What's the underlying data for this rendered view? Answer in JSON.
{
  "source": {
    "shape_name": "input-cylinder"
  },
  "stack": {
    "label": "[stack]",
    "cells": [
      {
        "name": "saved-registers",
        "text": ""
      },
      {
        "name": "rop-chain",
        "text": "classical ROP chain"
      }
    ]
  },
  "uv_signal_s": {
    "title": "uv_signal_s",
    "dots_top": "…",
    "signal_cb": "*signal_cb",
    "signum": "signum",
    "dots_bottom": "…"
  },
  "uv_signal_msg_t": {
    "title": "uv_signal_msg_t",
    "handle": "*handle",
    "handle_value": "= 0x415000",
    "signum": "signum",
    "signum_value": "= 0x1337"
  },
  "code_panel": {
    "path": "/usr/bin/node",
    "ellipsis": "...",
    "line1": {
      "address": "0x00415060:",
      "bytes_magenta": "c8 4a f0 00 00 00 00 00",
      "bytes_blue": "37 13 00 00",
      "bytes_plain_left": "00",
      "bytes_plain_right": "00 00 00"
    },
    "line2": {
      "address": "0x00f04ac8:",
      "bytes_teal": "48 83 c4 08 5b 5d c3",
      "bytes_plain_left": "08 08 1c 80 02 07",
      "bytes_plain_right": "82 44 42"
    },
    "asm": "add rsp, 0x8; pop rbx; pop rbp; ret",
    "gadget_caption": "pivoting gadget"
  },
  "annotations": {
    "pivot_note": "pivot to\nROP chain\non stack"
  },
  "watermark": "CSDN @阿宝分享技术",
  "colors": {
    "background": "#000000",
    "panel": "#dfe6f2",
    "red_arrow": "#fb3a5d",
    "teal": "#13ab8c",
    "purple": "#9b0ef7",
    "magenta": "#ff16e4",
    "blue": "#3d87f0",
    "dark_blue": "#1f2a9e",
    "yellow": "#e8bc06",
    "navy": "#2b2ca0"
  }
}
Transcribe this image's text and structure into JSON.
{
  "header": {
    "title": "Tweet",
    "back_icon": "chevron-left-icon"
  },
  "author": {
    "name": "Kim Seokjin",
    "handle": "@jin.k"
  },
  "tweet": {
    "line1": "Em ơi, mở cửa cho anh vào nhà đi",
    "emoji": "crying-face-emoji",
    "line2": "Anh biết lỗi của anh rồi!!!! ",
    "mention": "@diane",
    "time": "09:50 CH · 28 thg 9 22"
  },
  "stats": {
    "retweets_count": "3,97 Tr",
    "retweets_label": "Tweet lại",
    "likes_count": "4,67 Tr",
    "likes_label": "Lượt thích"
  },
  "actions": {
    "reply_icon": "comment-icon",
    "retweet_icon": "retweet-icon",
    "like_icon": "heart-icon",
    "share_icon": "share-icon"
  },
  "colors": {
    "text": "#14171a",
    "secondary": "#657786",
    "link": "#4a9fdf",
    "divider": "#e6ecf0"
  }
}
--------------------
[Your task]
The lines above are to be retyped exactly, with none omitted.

[Task response]
What's the underlying data for this rendered view? Answer in JSON.
{
  "source": {
    "shape_name": "input-cylinder"
  },
  "stack": {
    "label": "[stack]",
    "cells": [
      {
        "name": "saved-registers",
        "text": ""
      },
      {
        "name": "rop-chain",
        "text": "classical ROP chain"
      }
    ]
  },
  "uv_signal_s": {
    "title": "uv_signal_s",
    "dots_top": "…",
    "signal_cb": "*signal_cb",
    "signum": "signum",
    "dots_bottom": "…"
  },
  "uv_signal_msg_t": {
    "title": "uv_signal_msg_t",
    "handle": "*handle",
    "handle_value": "= 0x415000",
    "signum": "signum",
    "signum_value": "= 0x1337"
  },
  "code_panel": {
    "path": "/usr/bin/node",
    "ellipsis": "...",
    "line1": {
      "address": "0x00415060:",
      "bytes_magenta": "c8 4a f0 00 00 00 00 00",
      "bytes_blue": "37 13 00 00",
      "bytes_plain_left": "00",
      "bytes_plain_right": "00 00 00"
    },
    "line2": {
      "address": "0x00f04ac8:",
      "bytes_teal": "48 83 c4 08 5b 5d c3",
      "bytes_plain_left": "08 08 1c 80 02 07",
      "bytes_plain_right": "82 44 42"
    },
    "asm": "add rsp, 0x8; pop rbx; pop rbp; ret",
    "gadget_caption": "pivoting gadget"
  },
  "annotations": {
    "pivot_note": "pivot to\nROP chain\non stack"
  },
  "watermark": "CSDN @阿宝分享技术",
  "colors": {
    "background": "#000000",
    "panel": "#dfe6f2",
    "red_arrow": "#fb3a5d",
    "teal": "#13ab8c",
    "purple": "#9b0ef7",
    "magenta": "#ff16e4",
    "blue": "#3d87f0",
    "dark_blue": "#1f2a9e",
    "yellow": "#e8bc06",
    "navy": "#2b2ca0"
  }
}
Transcribe this image's text and structure into JSON.
{
  "header": {
    "title": "Tweet",
    "back_icon": "chevron-left-icon"
  },
  "author": {
    "name": "Kim Seokjin",
    "handle": "@jin.k"
  },
  "tweet": {
    "line1": "Em ơi, mở cửa cho anh vào nhà đi",
    "emoji": "crying-face-emoji",
    "line2": "Anh biết lỗi của anh rồi!!!! ",
    "mention": "@diane",
    "time": "09:50 CH · 28 thg 9 22"
  },
  "stats": {
    "retweets_count": "3,97 Tr",
    "retweets_label": "Tweet lại",
    "likes_count": "4,67 Tr",
    "likes_label": "Lượt thích"
  },
  "actions": {
    "reply_icon": "comment-icon",
    "retweet_icon": "retweet-icon",
    "like_icon": "heart-icon",
    "share_icon": "share-icon"
  },
  "colors": {
    "text": "#14171a",
    "secondary": "#657786",
    "link": "#4a9fdf",
    "divider": "#e6ecf0"
  }
}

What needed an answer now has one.